When candor is naïveté
To all that add Biti's fatal address at Sapes Trust, an address which has been framed as suggesting that Biti is getting is support from Zanu-PF. Of course all that is nonsense. Except as a politician he should have known that in politics, honesty and candour amount to naïveté. There is nothing which Biti said at Sapes which is untoward.
Or even brilliant. He stated the obvious, but at the wrong time. His opponents were hungry for that link, however tenuous, which would fasten him to Zanu-PF. Such a link would stoke emotions, themselves the brick and mortar of rabble politics. He supplied exactly that, thereby allowing himself into a conversation that he would not win.
Declining middle class appeal
Which means what from the point of view of national politics? Well, Zanu-PF's victory continues to spawn real contradictions within the bedrock of white politics in Zimbabwe. The false democratic value system upon which these politics have always been predicated has now collapsed.

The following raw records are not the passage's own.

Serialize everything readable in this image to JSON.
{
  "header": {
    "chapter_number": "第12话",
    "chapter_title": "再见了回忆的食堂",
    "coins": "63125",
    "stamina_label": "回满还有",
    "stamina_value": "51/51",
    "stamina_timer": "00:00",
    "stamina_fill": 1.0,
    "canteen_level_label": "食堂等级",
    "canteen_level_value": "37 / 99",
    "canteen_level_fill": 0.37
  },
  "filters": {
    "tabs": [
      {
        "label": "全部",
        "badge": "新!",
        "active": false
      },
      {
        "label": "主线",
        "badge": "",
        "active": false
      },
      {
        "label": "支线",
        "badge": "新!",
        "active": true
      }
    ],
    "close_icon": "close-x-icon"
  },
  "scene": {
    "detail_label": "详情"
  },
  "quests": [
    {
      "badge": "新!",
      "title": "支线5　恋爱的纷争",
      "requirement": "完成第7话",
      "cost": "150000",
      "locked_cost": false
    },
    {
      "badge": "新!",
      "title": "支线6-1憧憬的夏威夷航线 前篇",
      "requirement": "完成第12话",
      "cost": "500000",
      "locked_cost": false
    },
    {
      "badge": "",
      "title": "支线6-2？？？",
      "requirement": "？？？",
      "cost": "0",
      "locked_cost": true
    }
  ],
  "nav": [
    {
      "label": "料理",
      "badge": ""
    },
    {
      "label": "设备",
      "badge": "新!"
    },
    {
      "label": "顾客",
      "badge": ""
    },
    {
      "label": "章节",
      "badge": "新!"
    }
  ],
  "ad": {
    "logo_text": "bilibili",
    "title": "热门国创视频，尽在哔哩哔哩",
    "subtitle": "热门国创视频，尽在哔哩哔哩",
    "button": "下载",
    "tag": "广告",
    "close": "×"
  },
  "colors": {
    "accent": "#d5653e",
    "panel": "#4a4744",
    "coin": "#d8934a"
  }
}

Violence has been unleashed yet again, in the process putting a lie to the notion that the MDC-T has always been the victim of political violence. It has been such a potent mobilising myth which has now collapsed, having been twice tested, twice failed.
Secondly, the West always needed a coherent entrepôt for its intrusive politics, something which the now fragmenting MDC-T so ill-supplies. And as is turning out, each split takes from MDC-T its thinking side, leaving Tsvangirai more and more reliant on brawn. That bodes ill for national politics. What is significant is not Mangoma-Biti's lack of public face; it is the MDC-T's declining middle-class appeal.
Nowhere is this more illustrated than by the substitution of Mangoma/Biti by Job Sikhaka. Thirdly, Tsvangirai's I-still-have-support rallies have thrown spotlight on the state of MDC-T support after the July 31 defeat. That support has dwindled drastically. All his rallies really struggled to make an impression in terms of national politics. Long after Biti and Mangoma are silenced, Tsvangirai shall discover his slide has accelerated as never before.
The key challenge has never been to unmake Biti and Mangoma; it has always been to remake the MDC-T after July 31. Even where the economy is failing, an MDC-T without the confidence of the elites is dead capital.
In the meantime, Zanu-PF will continue to push for Zim-Asset, not so much for its real value but as a convenient rallying point while real gains are notched on empowerment and value addition.